There has been a lot of back and forth among progressives about Charlie Hebdo, whether progressives should stand in solidarity with a magazine that prints admittedly racist images, and whether it should be OK to show pictures of the prophet Mohammad–or whether such imagery should be avoided in order not to cause offense or inflame Islamophobia.

Without going too far into the specifics of Charlie, Islam itself and history of depictions of the prophet (much as with abortion in Christianity, it was not always such a hot-button issue), the conversation highlights a tension within the philosophy of liberalism. The tension exists between liberal principles in general, and defense of “The Other” in society.

Liberal principles, generally understood, involve a few core tenets: economic equality and justice, sustainable environmental policy, the right of free speech and the right of determination and freedom from oppression for all groups in society. It’s basically the enforcement of the “your right to swing your fists ends at the bridge of my nose” principle writ large. Liberalism attempts to allow a maximum of arm-swinging with a minimum of nose-busting.

Conservative principles, by contrast, are the opposite. Conservatives favor unrestrained economic inequality, no concern for the environment, and the ability for dominant groups and hierarchies to oppress others at will (mostly so long as no actual physical damage to to persons or property is committed.)

Application of liberal principles leads progressives to defend “the Other” in society because “the Other” tends to be the victim of oppression by dominant groups.

But what happens when “the Other” is more conservative than the more dominant liberal society? What happens when a specific “Other” is more misogynistic, more homophobic, more theocratic, less tolerant of free speech and more prone to violence than the secular society at large?

This is a challenge for many liberals, broadly speaking, but it shouldn’t be. Most liberals have no problem mocking the tenets of a conservative religious minority when that group is, say, Scientologists or Mormons or Jehovah’s Witnesses. It is broadly understood that while these groups are minorities in society, their illiberal behavior makes them an easy target of satire.
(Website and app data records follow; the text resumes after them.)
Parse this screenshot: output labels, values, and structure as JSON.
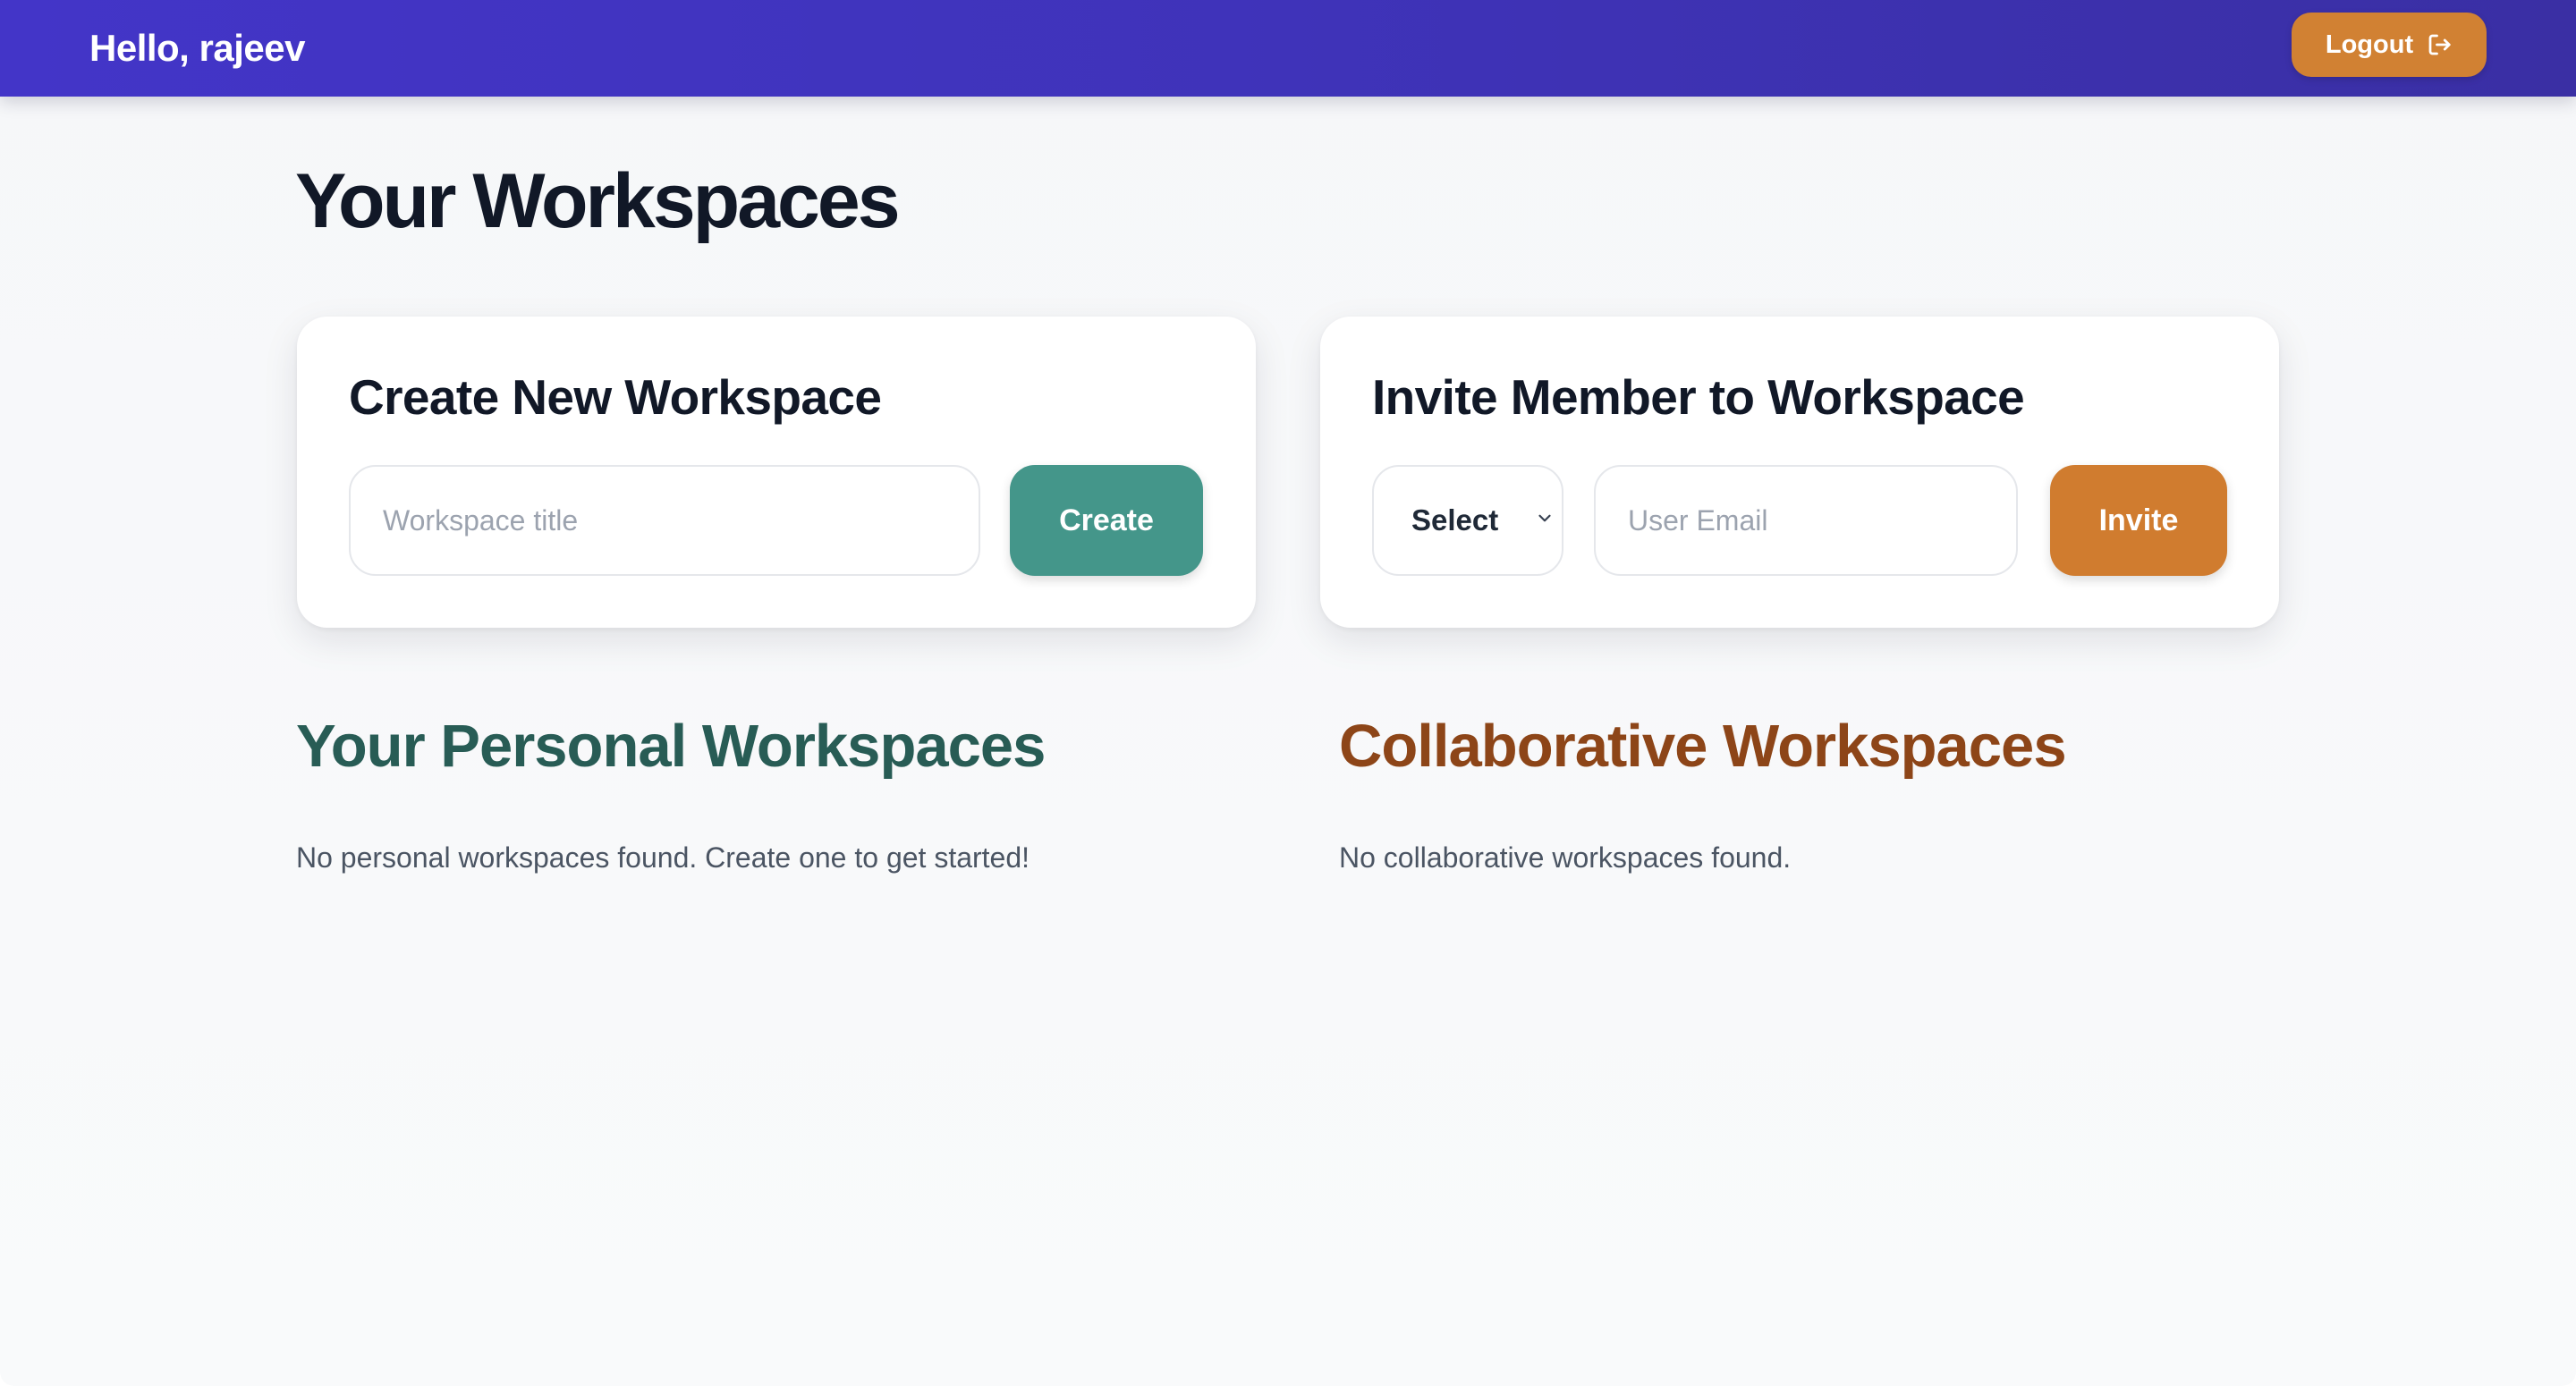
{
  "header": {
    "greeting": "Hello, rajeev",
    "logout_label": "Logout",
    "logout_icon": "logout-icon"
  },
  "page": {
    "title": "Your Workspaces"
  },
  "create_card": {
    "title": "Create New Workspace",
    "title_input_value": "",
    "title_input_placeholder": "Workspace title",
    "button_label": "Create"
  },
  "invite_card": {
    "title": "Invite Member to Workspace",
    "select_value": "Select",
    "email_input_value": "",
    "email_input_placeholder": "User Email",
    "button_label": "Invite"
  },
  "sections": {
    "personal": {
      "heading": "Your Personal Workspaces",
      "empty_message": "No personal workspaces found. Create one to get started!"
    },
    "collaborative": {
      "heading": "Collaborative Workspaces",
      "empty_message": "No collaborative workspaces found."
    }
  },
  "colors": {
    "header_gradient_start": "#4335c8",
    "header_gradient_end": "#3a2fa4",
    "logout_button": "#d18133",
    "create_button": "#44968a",
    "invite_button": "#d07c2f",
    "personal_heading": "#285c55",
    "collaborative_heading": "#8d4518"
  }
}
It is also broadly understood that no one’s religion should be immune from satire.

Liberals shouldn’t be afraid to oppose conservatism in all its forms, and to stand up for a free secular society unafraid to use satire to defang patriarchal conservative religious dogma. Even if that dogma is viewed as inviolably sacred by one of society’s minority “others.”

David Atkins

Follow David on Twitter @DavidOAtkins. David Atkins is a writer, activist and research professional living in Santa Barbara. He is a contributor to the Washington Monthly's Political Animal and president of The Pollux Group, a qualitative research firm.